:: WORK ORDER ::
Locate the string "this" throughout the material and copy every line in which it occurs.

:: DATA FOR PROCESSING ::

----

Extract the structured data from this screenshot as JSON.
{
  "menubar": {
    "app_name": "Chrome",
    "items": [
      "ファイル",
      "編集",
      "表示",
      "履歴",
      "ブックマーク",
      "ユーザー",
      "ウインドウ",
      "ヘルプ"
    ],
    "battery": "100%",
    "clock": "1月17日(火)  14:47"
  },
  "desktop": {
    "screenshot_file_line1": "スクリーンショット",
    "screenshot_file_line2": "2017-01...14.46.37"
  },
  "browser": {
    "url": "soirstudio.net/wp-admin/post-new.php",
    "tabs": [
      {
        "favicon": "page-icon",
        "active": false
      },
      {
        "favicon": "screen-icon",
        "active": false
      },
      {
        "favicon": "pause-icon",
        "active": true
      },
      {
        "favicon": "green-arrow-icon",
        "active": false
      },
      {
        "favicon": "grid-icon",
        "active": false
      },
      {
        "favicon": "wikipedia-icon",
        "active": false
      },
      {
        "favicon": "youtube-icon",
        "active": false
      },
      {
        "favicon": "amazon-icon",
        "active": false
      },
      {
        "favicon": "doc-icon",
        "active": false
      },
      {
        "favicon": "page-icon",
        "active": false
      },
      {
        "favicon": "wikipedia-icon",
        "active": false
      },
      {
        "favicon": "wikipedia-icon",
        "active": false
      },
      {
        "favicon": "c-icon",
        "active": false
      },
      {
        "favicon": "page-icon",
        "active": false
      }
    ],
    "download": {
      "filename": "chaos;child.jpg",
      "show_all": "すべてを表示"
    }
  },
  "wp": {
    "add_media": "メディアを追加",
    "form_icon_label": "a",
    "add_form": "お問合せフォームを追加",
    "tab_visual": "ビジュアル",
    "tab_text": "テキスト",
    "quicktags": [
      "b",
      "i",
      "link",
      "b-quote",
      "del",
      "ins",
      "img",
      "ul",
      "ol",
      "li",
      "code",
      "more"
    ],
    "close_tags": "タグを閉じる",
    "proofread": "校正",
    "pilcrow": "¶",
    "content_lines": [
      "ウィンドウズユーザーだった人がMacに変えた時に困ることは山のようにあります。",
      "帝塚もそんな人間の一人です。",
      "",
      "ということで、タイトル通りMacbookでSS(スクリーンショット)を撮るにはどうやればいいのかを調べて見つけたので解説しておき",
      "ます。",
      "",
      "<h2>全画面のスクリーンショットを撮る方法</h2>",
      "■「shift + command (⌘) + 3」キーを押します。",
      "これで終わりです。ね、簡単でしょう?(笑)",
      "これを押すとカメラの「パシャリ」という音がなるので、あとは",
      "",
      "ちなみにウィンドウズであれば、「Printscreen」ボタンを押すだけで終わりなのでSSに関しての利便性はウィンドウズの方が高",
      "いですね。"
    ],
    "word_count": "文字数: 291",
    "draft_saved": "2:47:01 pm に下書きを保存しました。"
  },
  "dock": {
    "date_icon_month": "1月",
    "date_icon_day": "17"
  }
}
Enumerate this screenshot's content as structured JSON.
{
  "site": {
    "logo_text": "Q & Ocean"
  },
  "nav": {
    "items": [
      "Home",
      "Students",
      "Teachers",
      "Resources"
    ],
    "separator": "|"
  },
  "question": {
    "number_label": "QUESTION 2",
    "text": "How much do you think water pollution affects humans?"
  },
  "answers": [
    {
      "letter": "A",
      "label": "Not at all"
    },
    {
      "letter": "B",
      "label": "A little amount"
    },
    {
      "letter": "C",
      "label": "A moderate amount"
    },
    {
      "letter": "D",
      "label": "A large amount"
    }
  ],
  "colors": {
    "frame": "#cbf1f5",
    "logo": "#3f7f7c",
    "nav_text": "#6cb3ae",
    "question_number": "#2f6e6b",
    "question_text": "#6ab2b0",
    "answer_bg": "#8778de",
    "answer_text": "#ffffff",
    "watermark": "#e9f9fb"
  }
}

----

:: WRITTEN RESPONSE ::
Extract the structured data from this screenshot as JSON.
Enumerate this screenshot's content as structured JSON.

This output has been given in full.